The expectations are much simpler this season with the Knicks, who have averaged 31 victories the past seven seasons. D'Antoni said he has no problem using the word "rebuilding" this season. "It's not going to be a Cinderella thing, where get in the carriage and go immediately," D'Antoni said. "I'm not fooling anybody. We can rebuild, but we want to win, we want to make the playoffs. We can do that. And there is no reason to wait until next year."
And apparently, there is no need to include Marbury in that process. "I'm not frustrated at all," said Marbury, whose contract expires after this season. "I have no control over it. If it was raining outside, I can't get mad if it's raining. I've got to go get an umbrella and then walk in the rain."
D'Antoni coached Marbury in Phoenix after he replaced Frank Johnson during the 2003-04 season, when the Suns finished 29-53.
Marbury was then traded to New York in a deal that freed up the cap space for the Suns to sign Steve Nash. With Nash at point guard, D'Antoni led Phoenix to the Western Conference finals three times, but the coach's inability to win a title and a clash with management led to his ouster after a first-round loss to San Antonio last May.
"What needed to happen?" D'Antoni said. "I needed to coach better, probably. I don't know.
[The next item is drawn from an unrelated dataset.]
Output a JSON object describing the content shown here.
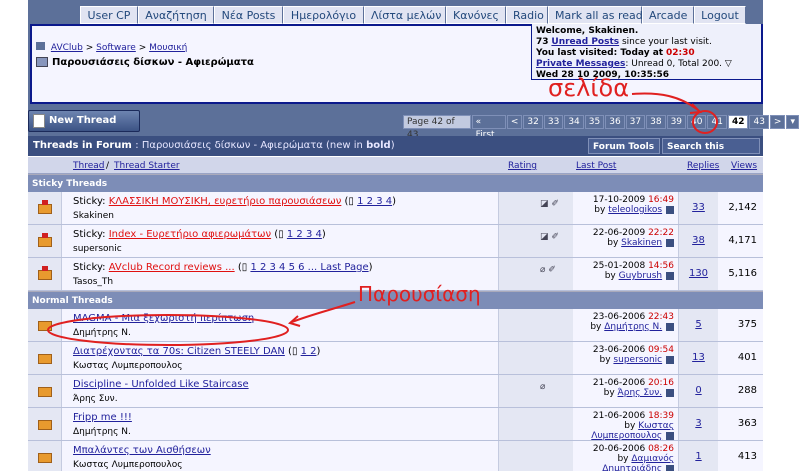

You just need to be at that door and keep knocking and get some breaks, and maybe eventually it'll happen -- but it didn't happen."
Now the challenge is making it happen in New York, again without Marbury.
The Associated Press contributed to this report.